Among the connected discussions of change, rest, and continuity, Aristotle considers Zeno’s four famous paradoxes. The first is the dichotomy paradox: to get to any point, we must first travel halfway, and to get to that halfway point, we must travel half of that halfway, and to get to half of that halfway, we must first travel a half of the half of that halfway, and so on infinitely, so that, for any given distance, there is always a smaller distance to be covered first, and so we can never start moving at all. Aristotle answers that time can be divided just as infinitely as space, so that it would take infinitely little time to cover the infinitely little space needed to get started.
The second paradox is called the Achilles paradox: supposing Achilles is racing a tortoise and gives the tortoise a head start. Then by the time Achilles reaches the point the tortoise started from, the tortoise will have advanced a certain distance, and by the point Achilles advances that certain distance, the tortoise will have advanced a bit farther, and so on, so that it seems Achilles will never be able to catch up with, let alone pass, the tortoise. Aristotle responds that the paradox assumes the existence of an actual infinity of points between Achilles and the tortoise. If there were an actual infinity—that is, if Achilles had to take account of all the infinite points he passed in catching up with the tortoise—it would indeed take an infinite amount of time for Achilles to pass the tortoise. However, there is only a potential infinity of points between Achilles and the tortoise, meaning that Achilles can cover the infinitely many points between him and the tortoise in a finite amount of time so long as he does not take account of each point along the way.

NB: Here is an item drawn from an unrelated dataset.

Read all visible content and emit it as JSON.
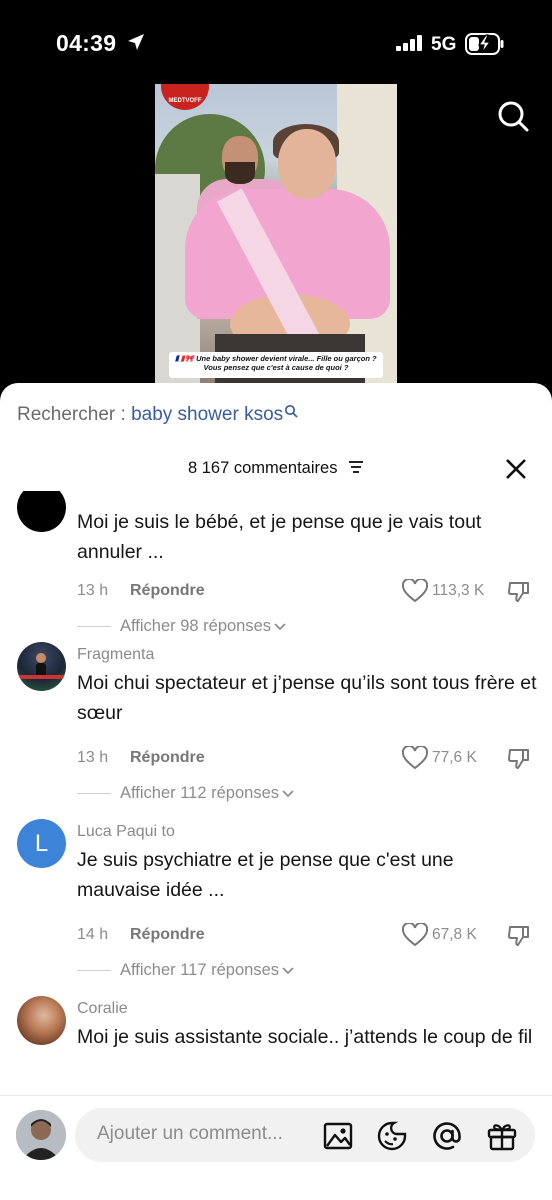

The third and fourth paradoxes, called the arrow paradox and the stadium paradox, respectively, are more obscure, but they seem to aim at proving that time and space cannot be divided into atoms. This is a position that Aristotle already agrees with, so he takes less trouble over these paradoxes.
Aristotle argues that change is eternal because there cannot be a first cause of change without assuming that that cause was itself uncaused. Living things can cause change without something external acting on them, but the source of this change is internal thoughts and desires, and these thoughts and desires are provoked by external stimuli. Arguing that time is infinite, Aristotle reasons that there cannot be a last cause, since time cannot exist without change. Next, Aristotle argues that everything that changes is changed by something external to itself. Even changes within a single animal consist of one part of the animal changing another part.